My primary concern is making the kind of films I believe in. If I am honest in doing so, fame and money will follow.
Tell us about E. Why did you cast Jeeva?
I wanted a young hero for my film, say like Dhanush, Bharath or Jeeva. At that time, I happened to see Jeeva's Ram and I was very impressed with his performance. So I decided to talk to Jeeva first. He liked the story and immediately asked his father, R B Chowdhary, whether he would produce the film. His father agreed to produce the film, and now, it is ready for release this Diwali.
What is the story of E?
It is about a young man who was born and brought up in a slum in Chennai. But he can be the product of any city because all big cities have at least one slum. They are the people who take care of the rich of the city by cleaning the roads, houses and drains. In short, slums are there to service the rich. Those who live in slums live the most difficult life, more difficult than what you see in the poorest village.
A young man living in the slum is actually a wastrel; he doesn't have a proper job. He doesn't have education. So, a lot of criminal activities take place there. But there are also very good people there.
I have picked up such a young man from a slum. He has no morals, no friends, no relationships. He just drifts through life. He is associated with a criminal (Pasupathy), and one incident changes his perspective on life. The man responsible for that incident is played by Ashish Vidyarthi. It opens the young man's eyes and now he wants to help people, the same people against whom he was working all those days. From a bad man, he turns into a good man.
A good man like what MGR used to play?
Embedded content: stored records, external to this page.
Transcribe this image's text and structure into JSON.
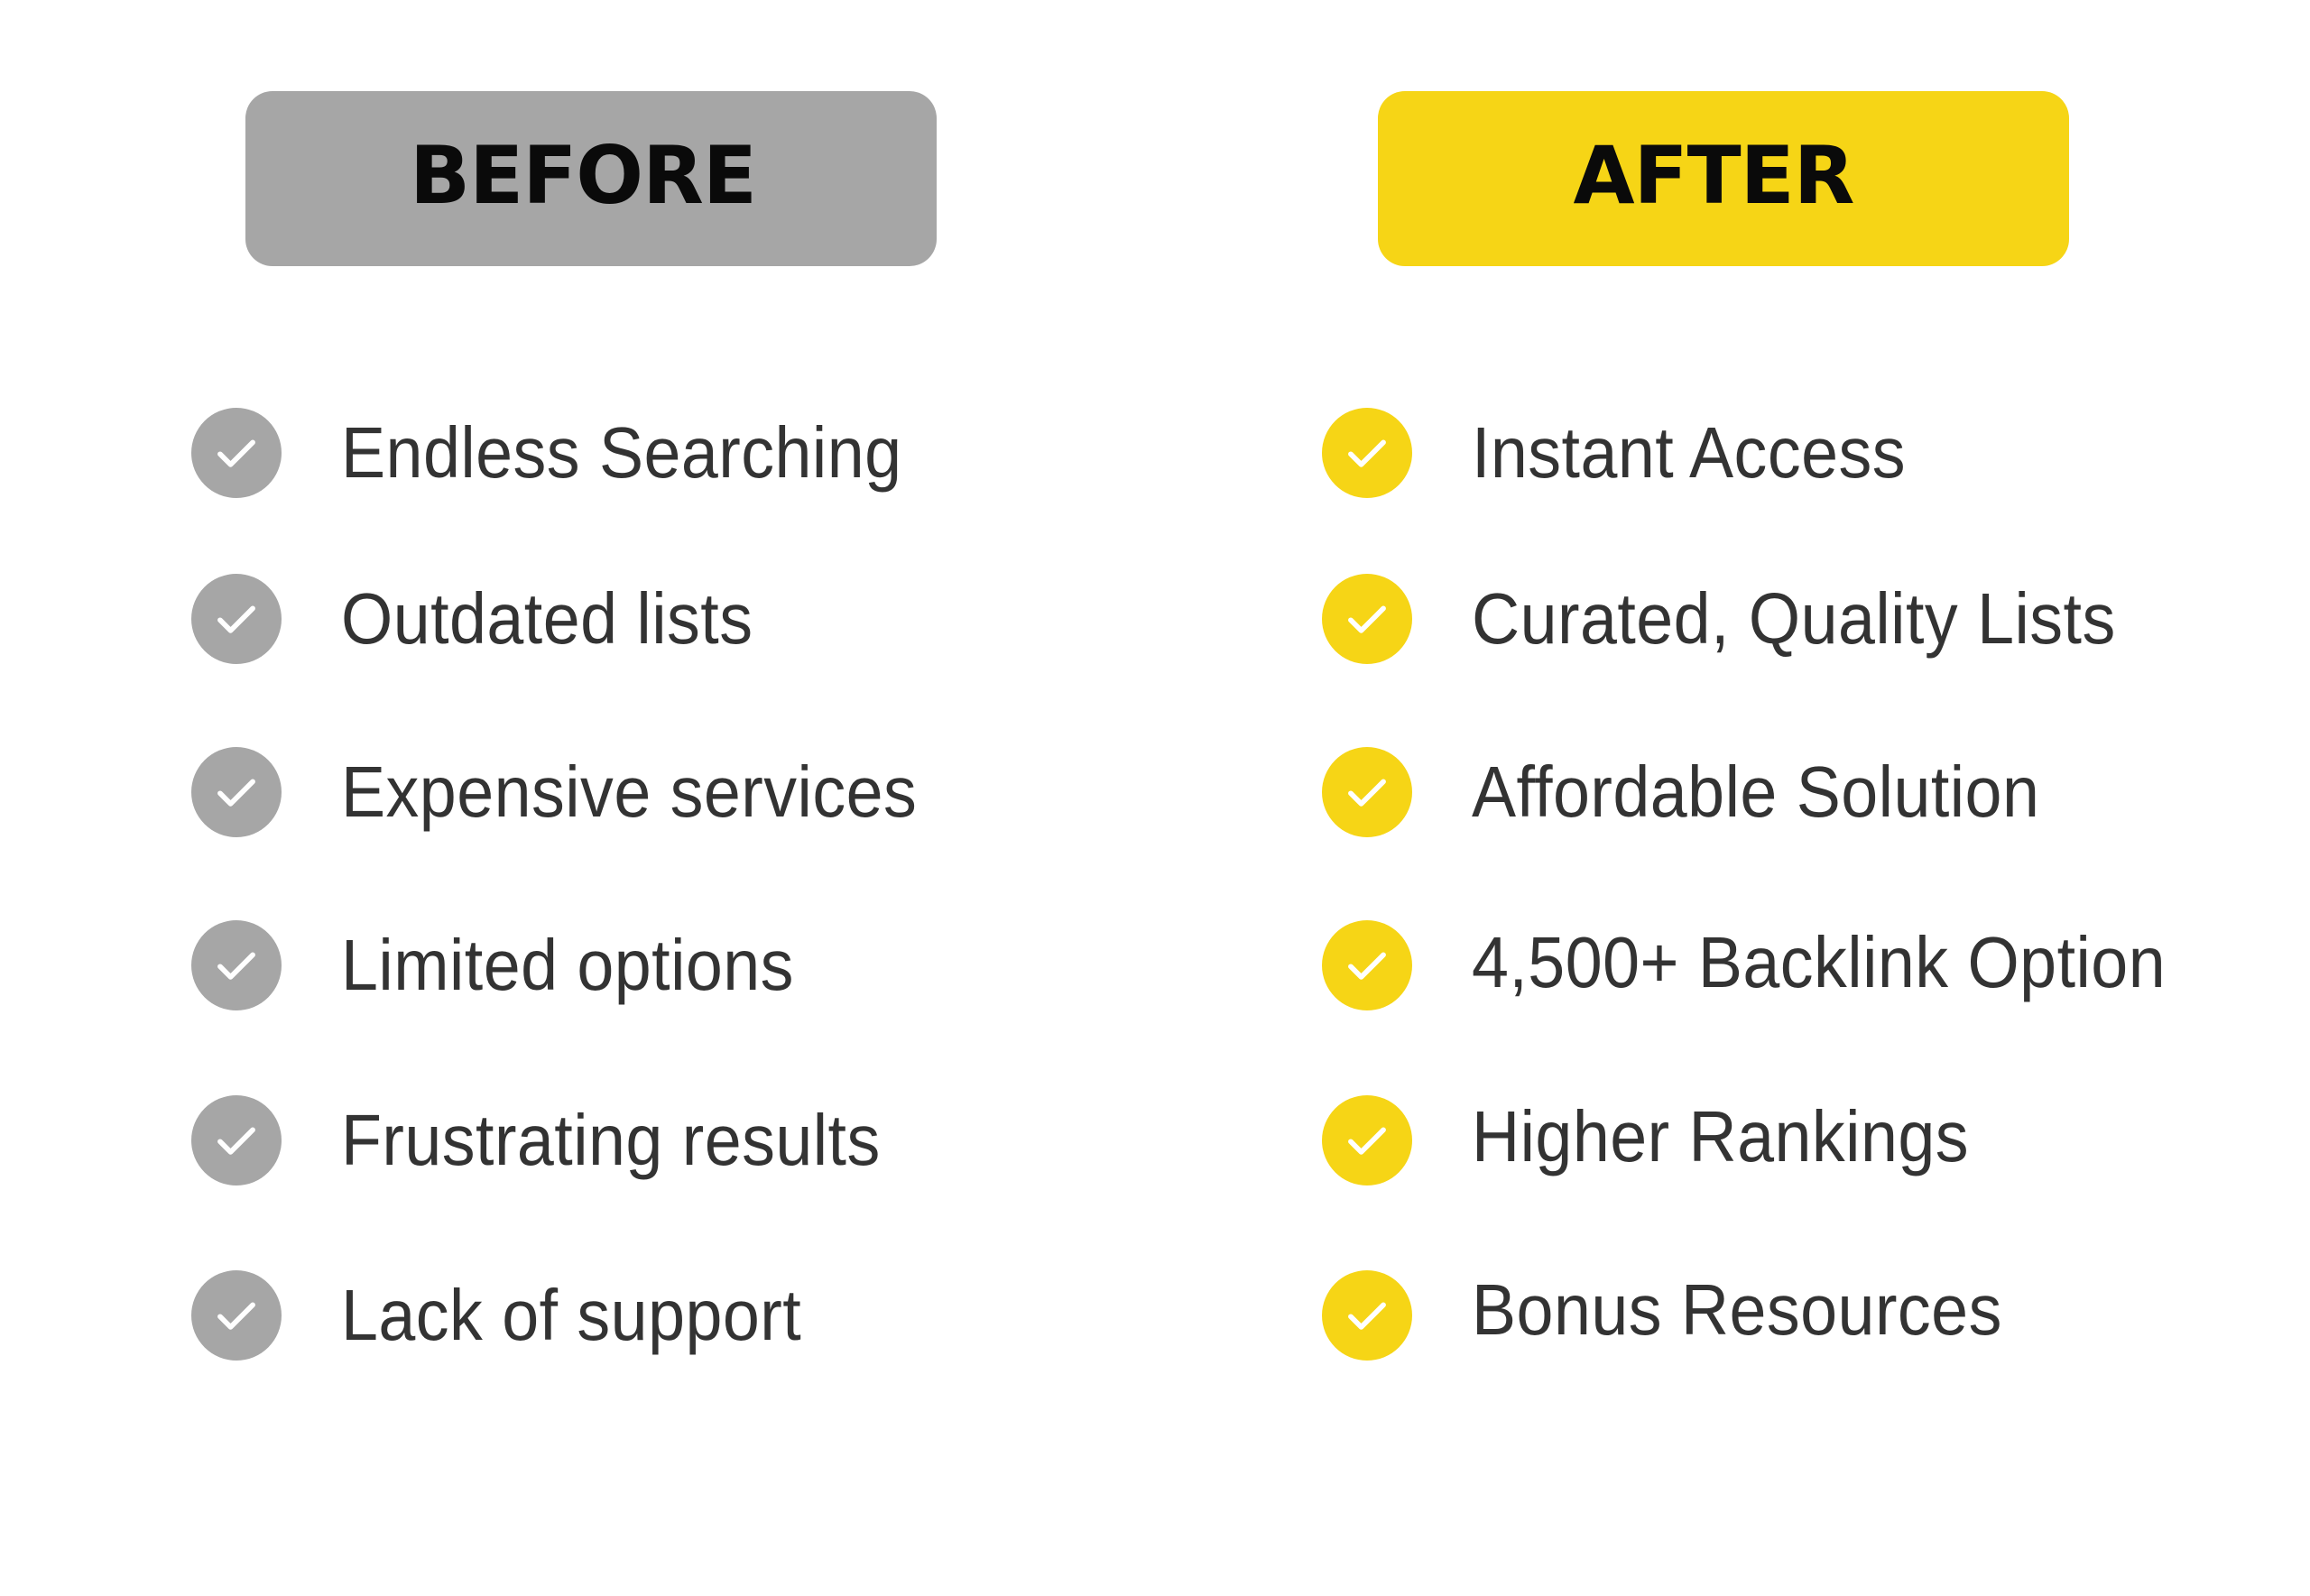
{
  "colors": {
    "before_accent": "#a6a6a6",
    "after_accent": "#f6d516",
    "text": "#333333",
    "heading_text": "#0a0a0a"
  },
  "before": {
    "heading": "BEFORE",
    "icon": "check-circle-icon",
    "items": [
      "Endless Searching",
      "Outdated lists",
      "Expensive services",
      "Limited options",
      "Frustrating results",
      "Lack of support"
    ]
  },
  "after": {
    "heading": "AFTER",
    "icon": "check-circle-icon",
    "items": [
      "Instant Access",
      "Curated, Quality Lists",
      "Affordable Solution",
      "4,500+ Backlink Option",
      "Higher Rankings",
      "Bonus Resources"
    ]
  }
}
Exactly. I have not given any grey shades to him; there is only high contrast; he was very bad first and then turns very good.
But in real life, there are no such black and white characters.
Yes. But my film is not an exact replica of life. I have given it high contrast to make it more striking. I also want drama in my films. I feel there is more drama and heroism in real life than in films. Take the life of Bhagat Singh, for example.
Does a heroine have any importance in the film?
All the characters in the film support my hero and his deeds. The heroine in the film, played by Nayanthara, is a bar dancer.
Why such an unusual title for a film?
E is the short form for Easwar, the name of my hero. In fact, I know a man called E in real life. I decided to name the film E because of him. He represents the essence of life in a slum in India.
Was it because you grew up among fishermen's kids that you decided to include gana songs?
If you listen to the lyrics, you will understand that they are not just songs; they sing about the pain in the lives of fishermen, the poorest in the society. Many songs are lost now. I have used many such original gana songs in my film in order to revive them.